From the moment that members of Meade High School’s Steel Drum Band stepped onstage to perform with renowned percussionist Victor Provost, the music that followed was a jam session.
On Friday night, Provost — whom The New York Times called “a serious improviser” — and the band performed a two-hour concert of pop and Caribbean music in the school auditorium.
Provost, a native of St. Johns in the U.S. Virgin Islands, is known for combining the rhythms of the steel pan with jazz. He has performed with jazz artists Wynton Marsalis and Hugh Masekela.
“I hope that they are inspired, not just musically but as students as well,” said Provost, an adjunct professor of music at George Mason University in Fairfax, Va.
Alexander Scott, chair of Meade High’s music department and director of the Steel Drum Band, said he invited Provost to perform with the students and conduct a series of music clinics so they could experience practicing with a professional musician.
“Victor is also an accomplished composer and teacher, so I knew that he would be a great choice for a musical guest,” Scott said.
Officials from the Anne Arundel County Public Schools and a state delegate attended the concert as well.

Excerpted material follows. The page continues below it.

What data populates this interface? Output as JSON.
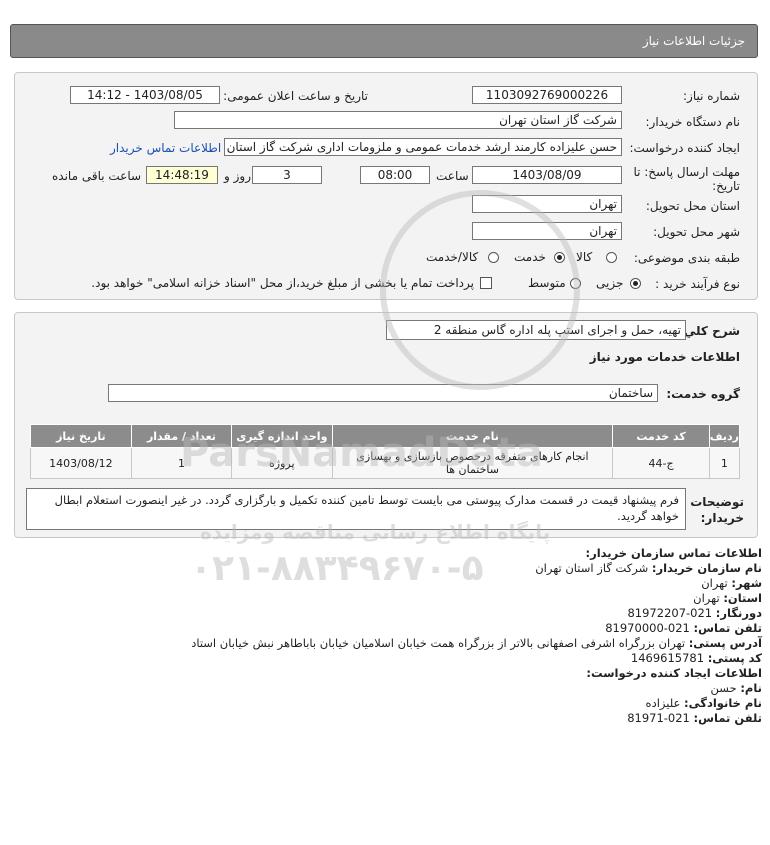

The concert opened with a prelude of Van Morrison’s “Brown-Eyed Girl.”
The band and Provost then went headlong into a jam session of Eric Clapton’s “Change the World” and “Let’s Groove Tonight” sung by Earth, Wind & Fire.
It was during “Let’s Groove Tonight” that Provost performed the first of three solos. Seniors Zachary Sotelo and Johanna McGuire also performed solos during the song.
Sotelo, 17, performed on the double second drum and Johanna, 17, played the lead pan.
“I was really excited and nervous,” Zachary said during the 15-minute intermission. “It was awesome.”
Johanna later performed a saxophone solo with Provost on the pan.
“Hearing the cheers and applause from the audience was great,” she said.
Provost and the band also performed two of his own compositions, “Samba Ouro Verde” and “Cocolobo.”
Sotelo performed “Fantasy Variations” as a soloist.
The concert included performances by the Meade Steel Community Band, which Scott formed earlier in the year for music enthusiasts in the Fort Meade area. The band includes several of Scott’s former students and his wife, Mary.
The community band performed “Black Orfeus” and “Vibes.”
Brice Sanborn, 18, the Steel Drum Band’s electric bass guitarist, later performed a solo with Provost during “Mariella’s Dance.”
“I loved it,” Sanborn said. “I was really excited to do a full concert. It was amazing.”
A highlight of the evening was when Provost performed an improvisational solo. Provost asked Sotelo to play three random notes from a pan before band members left the stage.
Provost then improvised on the pan.
“It was fantastic,” said Shawn Noratel, a resident of Millersville who attended the concert with his wife, Jessica.
Noratel said he was impressed by Provost’s talent and the infusion of Caribbean culture in his performance.
“It think it’s important that the students are exposed to different cultures and work with artists,” he said. “It’s an amazing experience for them.”
The concert ended with “The Hammer,” a full jam session with all the musicians of the evening.
Teacher To Student
“They did an excellent job,” said Robb Wilmot, incoming vice president of the Meade High Instrumental Music Association, the high school’s music booster association. “They played beautifully and they had a lot of fun.
“This kind of exposure also helps students do better in the classroom.”
The association is a nonprofit organization that supports the high school’s music programs. It provided the funds to hire Provost as a special guest for the concert.
An added bonus for the evening was a catered Caribbean dinner with Provost an hour before the concert. Twenty-seven people purchased $25 tickets for the dinner and a lecture by Provost about his life and musical influences. He also gave a brief steel pan performance.
Earlier in the week, Provost led three music clinics with members of the Steel Drum Band after school. Provost worked with the students on how to perform his compositions and how to improvise solos.
Scott said Provost was “extremely patient and knowledgeable about his craft.”
“I hope that the students were able to appreciate the high level of musicianship and craftsmanship that Victor displayed at the concert,” Scott said. “Bringing in a professional at his level … is a unique and impressionable experience that I hope they will benefit from as they continue to be music appreciators and music consumers.”
Seventeen-year-old Cabaret Goings, a Steel Drum Band member who plays the cello steel pan, said Provost made a big impression on her.
“He taught me,” she said, “to keep pushing and to always try my best — keep the music going and keep counting your notes.”